Standard Concentration - Includes coursework in a variety of theatrical areas as designed by the student and his or her advisor.
Directing - Includes expanded coursework in directing and assistant directing opportunities in our production season, as well as directing assignments in the annual Wrights of Spring Festival, Theatre Studies Lab series, and other independent projects.
Theatre for Young Audiences - Includes the study of dramatic literature for young audiences, educational outreach, artists as teachers, and educational practice. This concentration prepares students for working in education departments of theatres and in social institutions/programs.
Students learn from a distinguished and award-winning faculty of professional directors, arts administrators, playwrights, and arts writers both in the classroom and through individual guidance and advising. Students receive formal and informal feedback from faculty through continual evaluation of their work both in the classroom and in response to their production work.
The first-year curriculum is taken in collaboration with other theatre studies students and is an immersion into the culture of theatrical production and literature. Coursework includes script analysis, theatre history, and performance to facilitate critical thinking and an experiential understanding of the theatrical process. Students also participate in three crew assignments in various areas of production.
In the second year, students continue their core theatre studies coursework including workshop courses in performance, design and technical areas, and dramatic theory. In collaboration with their advisor, students also identify their concentration and begin coursework in that area. Students take elective coursework in theatrical and other areas of study to support their own educational goals. Production assignments are arranged in consultation with the student’s advisor and are in support of the concentration.
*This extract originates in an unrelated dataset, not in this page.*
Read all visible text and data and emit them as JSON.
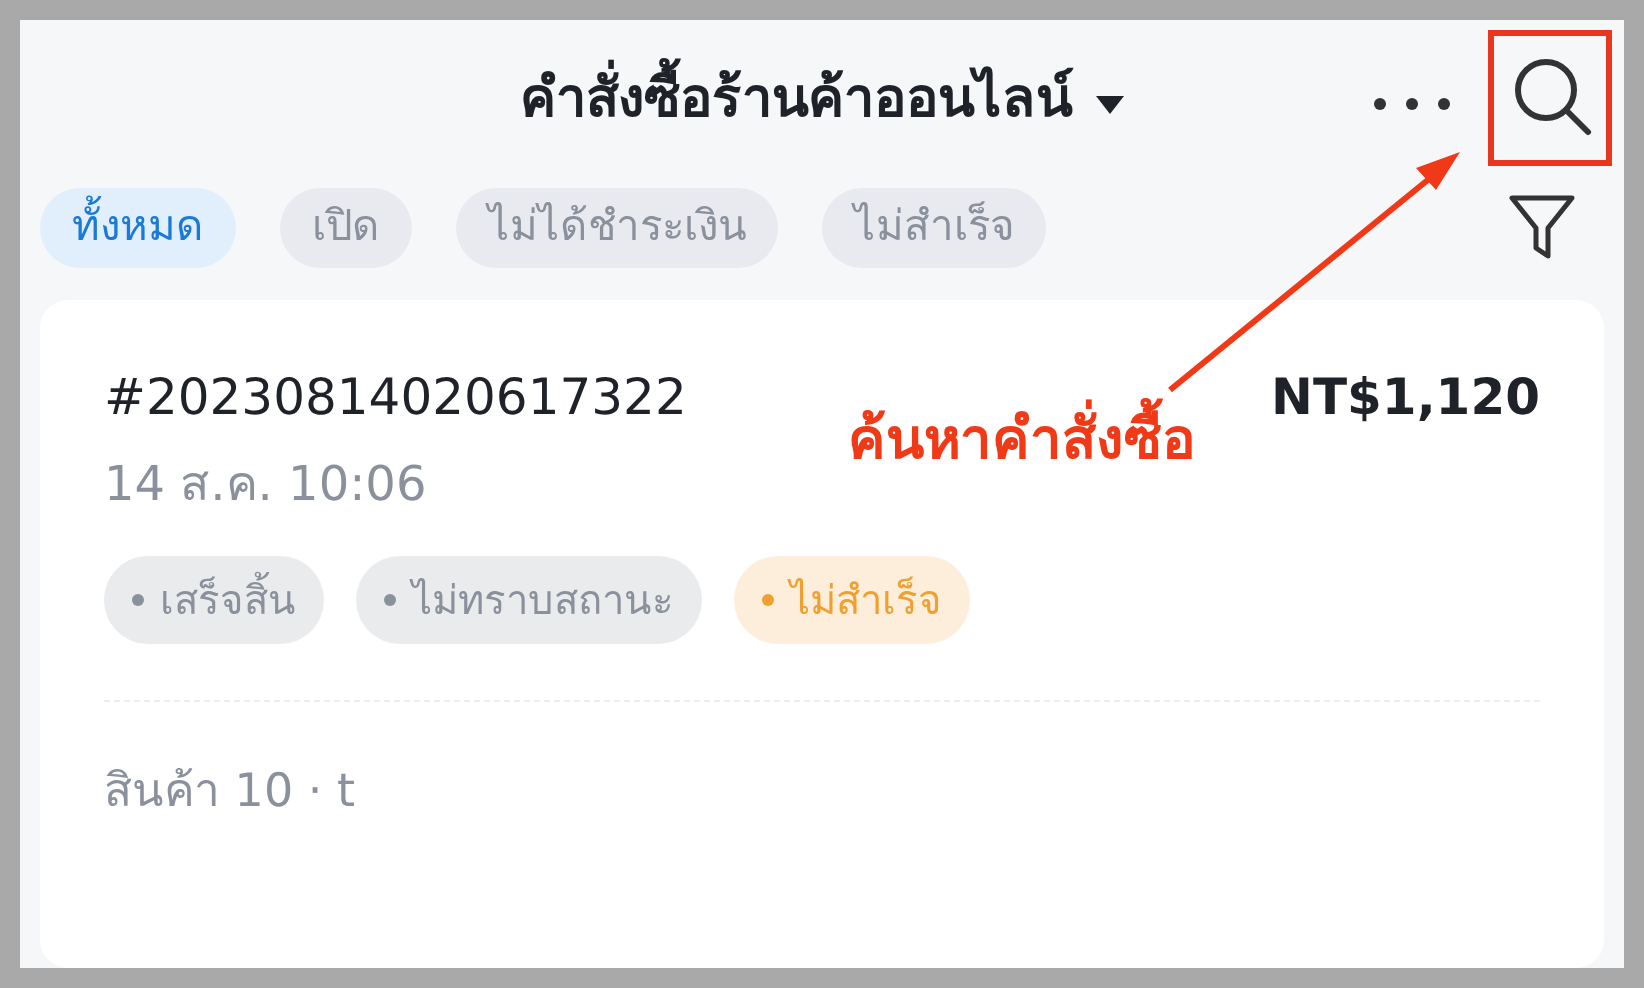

Third-year students continue their literary and communication studies with coursework in dramatic criticism and cultural and media studies. Further coursework is defined by the student’s concentration and elective studies. Production assignments are arranged in consultation with the student’s advisor and are in support of the concentration.
The fourth year is a transition year, further developing students’ abilities and preparing students to enter the profession. Coursework includes continued elective studies and a capstone course designed to prepare students to enter the profession in their chosen field. Students receive experience and exposure to their profession though a professional internship of their choosing.
At the end of each year, The Theatre School hosts a Graduate Showcase event to showcase the work of our graduating design students. Under the guidance of the faculty, graduating designers prepare a showcase exhibit of their portfolio – which is presented in Chicago for artistic directors, alumni, and other members of the theatre, film, and television industries.
In addition to the theatre training curriculum, students complete 52 quarterly credit hours (13 courses) in the university's Liberal Studies Program. Courses are taken in theatre history, writing, quantitative reasoning and technological literacy, philosophical inquiry, religious dimensions, scientific inquiry, understanding the past, multiculturalism in the United States, and electives. These liberal studies courses are scheduled during the first three years of the program.
Every student receives quarterly evaluation and feedback from the faculty. Evaluations are based on discipline, collaboration, professional potential, and progress in the program.